Corresponding Author: Peter F. Svider, MD, Department of Otolaryngology–Head and Neck Surgery, Wayne State University School of Medicine, 4201 St Antoine, 5E-UHC, Detroit, MI 48201 (email@example.com).
Accepted for Publication: February 13, 2017.
Published Online: June 1, 2017. doi:10.1001/jamaoto.2017.0276
Author Contributions: Drs Bobian and Svider had full access to all of the data in the study and take responsibility for the integrity of the data and the accuracy of the data analysis.
Concept and design: Eloy, Bobian, Svider, Siegel, Gray, Chandrasekhar, Folbe.
Acquisition, analysis, or interpretation of data: Eloy, Bobian, Svider, Culver, Baredes, Chandrasekhar.
Drafting of the manuscript: Bobian, Svider, Culver.
Critical revision of the manuscript for important intellectual content: All authors.
Statistical analysis: Bobian, Svider.
Administrative, technical, or material support: Eloy, Svider, Chandrasekhar.
Study supervision: Eloy, Svider, Siegel, Baredes, Chandrasekhar, Folbe.
No additional contributions: Culver, Gray.
Conflict of Interest Disclosures: All authors have completed and submitted the ICMJE Form for Disclosure of Potential Conflicts of Interest.

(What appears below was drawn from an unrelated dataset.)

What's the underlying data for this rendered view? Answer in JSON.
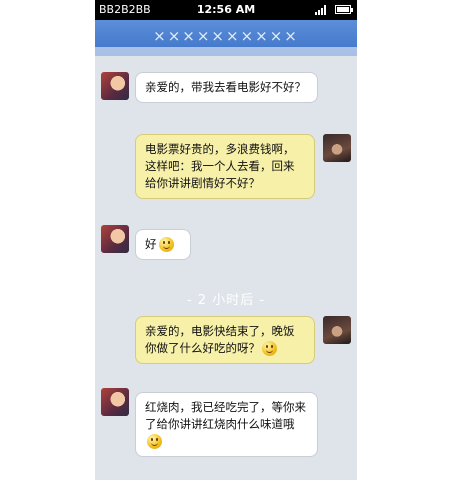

Dr Chandrasekhar reports being a shareholder and board member of Scientific Development & Research, Inc. No other disclosures were reported.